Published: April 17, 2023
Microsoft has shared information and guidance to check if hackers targeted or compromised users by exploiting CVE-2022-21894 via a Unified Extensible Firmware Interface (UEFI) bootkit called BlackLotus. This Secure Boot Security Feature Bypass Vulnerability has a CVSS score of 4.4 at the time of the discovery of this vulnerability.
UEFI bootkits run at computer startup, prior to the operating system loading, and therefore can interfere with or deactivate various operating system (OS) security mechanisms such as BitLocker, hypervisor-protected code integrity (HVCI), and Microsoft Defender Antivirus. The malware uses CVE-2022-21894 to bypass Windows Secure Boot and subsequently deploy malicious files to the EFI System Partition (ESP) that are launched by the UEFI firmware. This allows the bootkit to:
- Achieve persistence by enrolling the threat actor’s Machine Owner Key (MOK)
- Turn off HVCI to allow deployment of a malicious kernel driver
- Leverage the kernel driver to deploy the user-mode HTTP downloader for command and control (C2)
- Turn off Bitlocker to avoid tamper protection strategies on Windows
- Turn off Microsoft Defender Antivirus to avoid further detection
Microsoft Incident Response has identified multiple opportunities for detection along several steps in its installation and execution processes. The artifacts analyzed include:
- Recently created and locked bootloader files – BlackLotus locks malicious bootloader files to protect them from deletion or tampering.
- Staging directory artifacts created – During the installation process, BlackLotus creates a custom directory under ESP:/system32/
- Registry key modified – To turn off HVCI, the installer modifies the registry key
HKLM:\SYSTEM\CurrentControlSet\Control\DeviceGuard\Scenarios\HypervisorEnforcedCodeIntegrity by setting the value Enabled to "0"
- Windows Event logs entries generated – BlackLotus disables Microsoft Defender Antivirus as a defense evasion method by patching its drivers leading to the generation of Windows Event ID 7023 in Windows logs.
- Network behavior – Outbound network connections from winlogon.exe, particularly to port 80, should be considered highly suspicious.
- Boot Configuration log entries generated – The BlackLotus bootkit has boot drivers that are loaded in the boot cycle. MeasuredBoot logs (Windows Boot Configuration Logs) list the BlackLotus components as EV_EFI_Boot_Services_Application.
Please refer to https://msrc.microsoft.com/update-guide/en-US/vulnerability/CVE-2022-21894 for impacted versions.
Since, launching the bootkit requires privileged access to the target machine (remotely or locally), it is highly recommended to follow the principle of least privilege and strong credential policy and practices to prevent such infection in the environment.

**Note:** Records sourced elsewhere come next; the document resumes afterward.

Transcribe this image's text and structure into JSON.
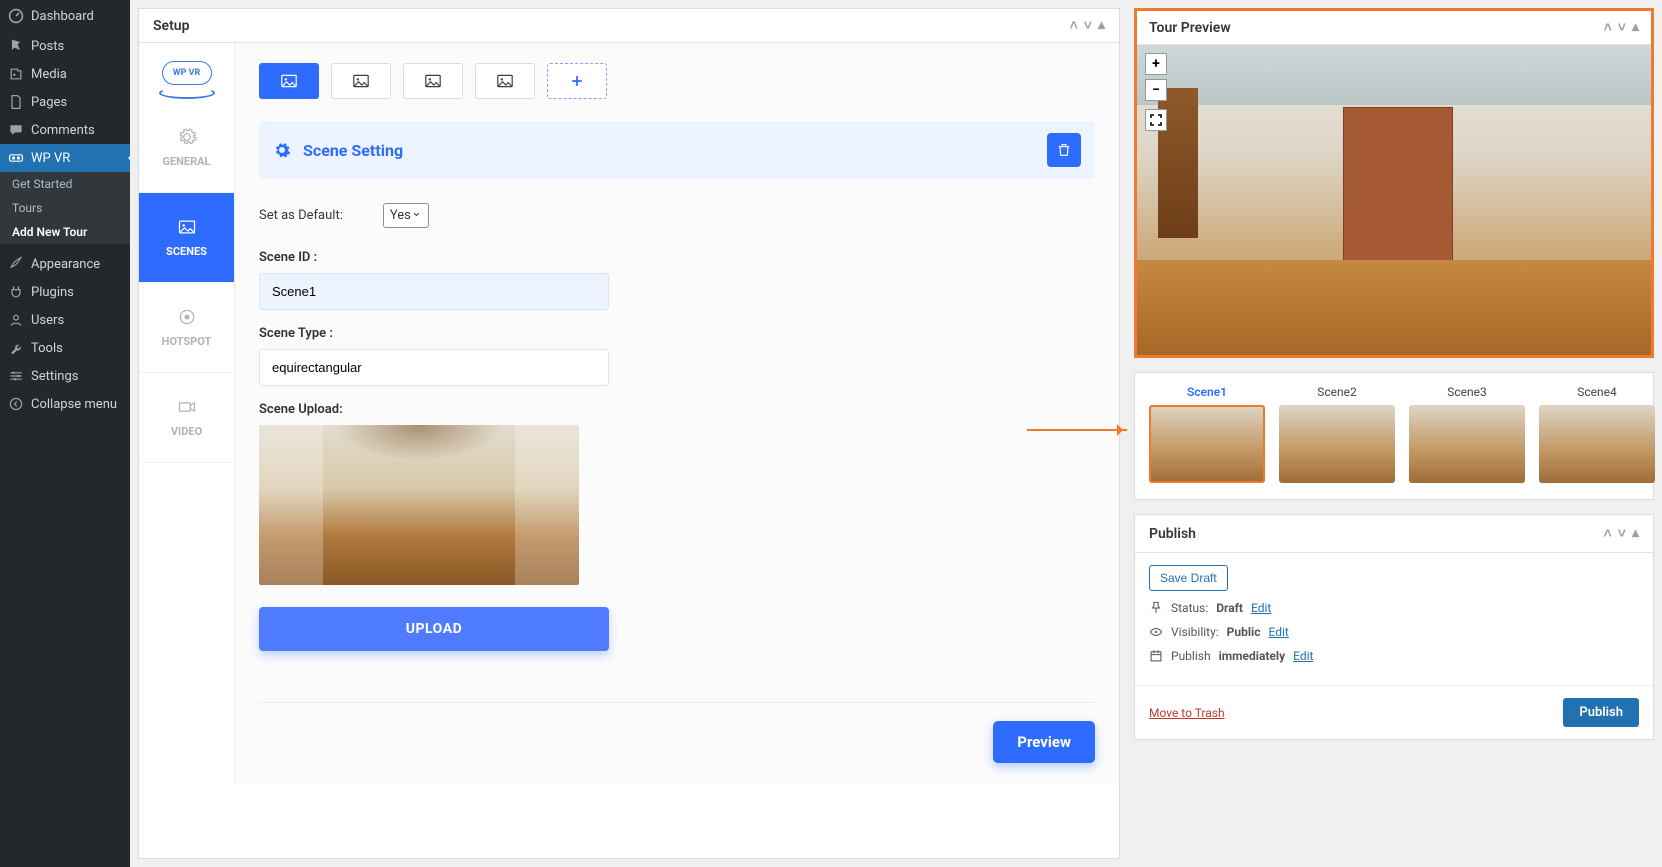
{
  "sidebar": {
    "dashboard": "Dashboard",
    "posts": "Posts",
    "media": "Media",
    "pages": "Pages",
    "comments": "Comments",
    "wpvr": "WP VR",
    "wpvr_sub": {
      "get_started": "Get Started",
      "tours": "Tours",
      "add_new_tour": "Add New Tour"
    },
    "appearance": "Appearance",
    "plugins": "Plugins",
    "users": "Users",
    "tools": "Tools",
    "settings": "Settings",
    "collapse": "Collapse menu"
  },
  "setup": {
    "title": "Setup",
    "logo_text": "WP VR",
    "nav": {
      "general": "GENERAL",
      "scenes": "SCENES",
      "hotspot": "HOTSPOT",
      "video": "VIDEO"
    },
    "scene_setting": "Scene Setting",
    "set_default_label": "Set as Default:",
    "set_default_value": "Yes",
    "scene_id_label": "Scene ID :",
    "scene_id_value": "Scene1",
    "scene_type_label": "Scene Type :",
    "scene_type_value": "equirectangular",
    "scene_upload_label": "Scene Upload:",
    "upload_btn": "UPLOAD",
    "preview_btn": "Preview"
  },
  "preview": {
    "title": "Tour Preview",
    "zoom_in": "+",
    "zoom_out": "−",
    "scenes": [
      "Scene1",
      "Scene2",
      "Scene3",
      "Scene4"
    ]
  },
  "publish": {
    "title": "Publish",
    "save_draft": "Save Draft",
    "status_label": "Status:",
    "status_value": "Draft",
    "visibility_label": "Visibility:",
    "visibility_value": "Public",
    "pub_label": "Publish",
    "pub_value": "immediately",
    "edit": "Edit",
    "move_trash": "Move to Trash",
    "publish_btn": "Publish"
  }
}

Further to detect the vulnerability, it is advisable to run vulnerability scanning like that available with Netsurion Vulnerability Management and perform automated OS, application, and firmware patch management.
Netsurion Detection and Response
Our security analysts have added the IOCs (Indicators of Compromise – the hashes of malicious files and the IP addresses of C2 communications) to Netsurion Threat Center, our Threat Intelligence Platform. This will help detect malicious files and suspicious Command and Control communications to malicious IP addresses. Netsurion’s vulnerability management system will also detect the vulnerability (CVE-2022-21894) for customers who have subscribed to Netsurion Vulnerability Management.
- https://www.bleepingcomputer.com/ news/security/microsoft-shares -guidance-to-detect-blacklotus-uefi-bootkit-attacks/
- https://www.welivesecurity.com/ 2023/03/01/blacklotus-uefi-bootkit-myth-confirmed/#exploiting-cve-2022-21894